Listed entries →

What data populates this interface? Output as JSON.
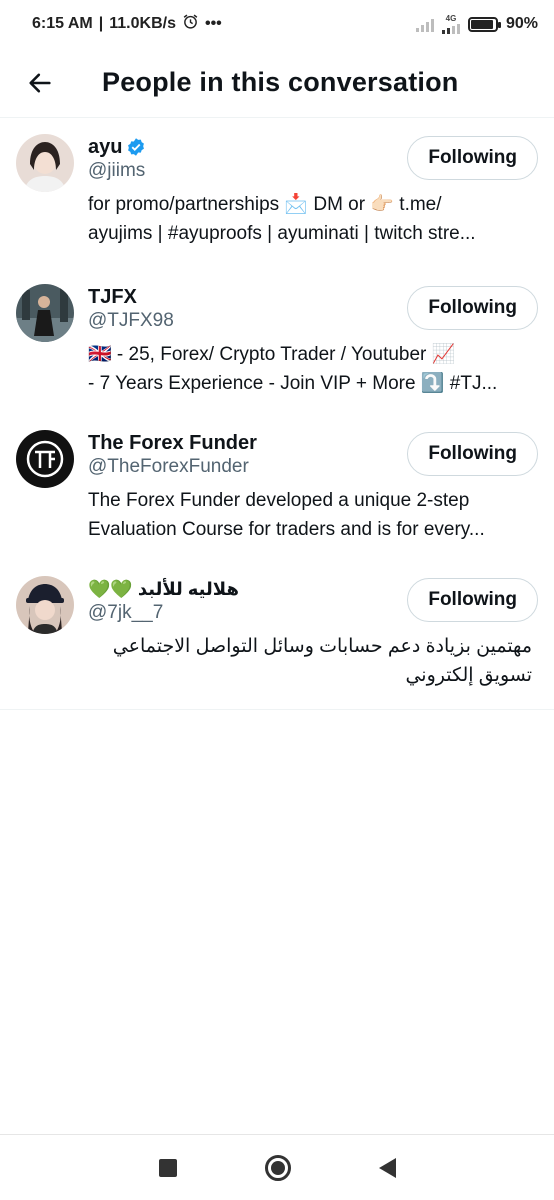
{
  "status_bar": {
    "time": "6:15 AM",
    "speed": "11.0KB/s",
    "alarm_icon": "alarm-clock-icon",
    "more": "•••",
    "network": "4G",
    "battery": "90%",
    "battery_level": 0.9
  },
  "header": {
    "back_icon": "arrow-left-icon",
    "title": "People in this conversation"
  },
  "people": [
    {
      "name": "ayu",
      "verified": true,
      "handle": "@jiims",
      "button": "Following",
      "bio_lines": [
        "for promo/partnerships 📩 DM or 👉🏻 t.me/",
        "ayujims | #ayuproofs | ayuminati | twitch stre..."
      ],
      "avatar_color": "#d9c8c2"
    },
    {
      "name": "TJFX",
      "verified": false,
      "handle": "@TJFX98",
      "button": "Following",
      "bio_lines": [
        "🇬🇧 - 25, Forex/ Crypto Trader / Youtuber 📈",
        "- 7 Years Experience - Join VIP + More ⤵️ #TJ..."
      ],
      "avatar_color": "#3a4a4f"
    },
    {
      "name": "The Forex Funder",
      "verified": false,
      "handle": "@TheForexFunder",
      "button": "Following",
      "bio_lines": [
        "The Forex Funder developed a unique 2-step",
        "Evaluation Course for traders and is for every..."
      ],
      "avatar_color": "#111111"
    },
    {
      "name": "هلاليه للألبد 💚💚",
      "verified": false,
      "handle": "@7jk__7",
      "button": "Following",
      "bio_lines": [
        "مهتمين بزيادة دعم حسابات وسائل التواصل الاجتماعي",
        "تسويق إلكتروني"
      ],
      "avatar_color": "#c9b3a6"
    }
  ],
  "nav_bar": {
    "recents_icon": "square-recents-icon",
    "home_icon": "circle-home-icon",
    "back_icon": "triangle-back-icon"
  },
  "colors": {
    "text": "#0f1419",
    "secondary": "#536471",
    "verified": "#1d9bf0",
    "border": "#cfd9de"
  }
}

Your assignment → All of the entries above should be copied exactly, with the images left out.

Reply →
What data populates this interface? Output as JSON.
{
  "status_bar": {
    "time": "6:15 AM",
    "speed": "11.0KB/s",
    "alarm_icon": "alarm-clock-icon",
    "more": "•••",
    "network": "4G",
    "battery": "90%",
    "battery_level": 0.9
  },
  "header": {
    "back_icon": "arrow-left-icon",
    "title": "People in this conversation"
  },
  "people": [
    {
      "name": "ayu",
      "verified": true,
      "handle": "@jiims",
      "button": "Following",
      "bio_lines": [
        "for promo/partnerships 📩 DM or 👉🏻 t.me/",
        "ayujims | #ayuproofs | ayuminati | twitch stre..."
      ],
      "avatar_color": "#d9c8c2"
    },
    {
      "name": "TJFX",
      "verified": false,
      "handle": "@TJFX98",
      "button": "Following",
      "bio_lines": [
        "🇬🇧 - 25, Forex/ Crypto Trader / Youtuber 📈",
        "- 7 Years Experience - Join VIP + More ⤵️ #TJ..."
      ],
      "avatar_color": "#3a4a4f"
    },
    {
      "name": "The Forex Funder",
      "verified": false,
      "handle": "@TheForexFunder",
      "button": "Following",
      "bio_lines": [
        "The Forex Funder developed a unique 2-step",
        "Evaluation Course for traders and is for every..."
      ],
      "avatar_color": "#111111"
    },
    {
      "name": "هلاليه للألبد 💚💚",
      "verified": false,
      "handle": "@7jk__7",
      "button": "Following",
      "bio_lines": [
        "مهتمين بزيادة دعم حسابات وسائل التواصل الاجتماعي",
        "تسويق إلكتروني"
      ],
      "avatar_color": "#c9b3a6"
    }
  ],
  "nav_bar": {
    "recents_icon": "square-recents-icon",
    "home_icon": "circle-home-icon",
    "back_icon": "triangle-back-icon"
  },
  "colors": {
    "text": "#0f1419",
    "secondary": "#536471",
    "verified": "#1d9bf0",
    "border": "#cfd9de"
  }
}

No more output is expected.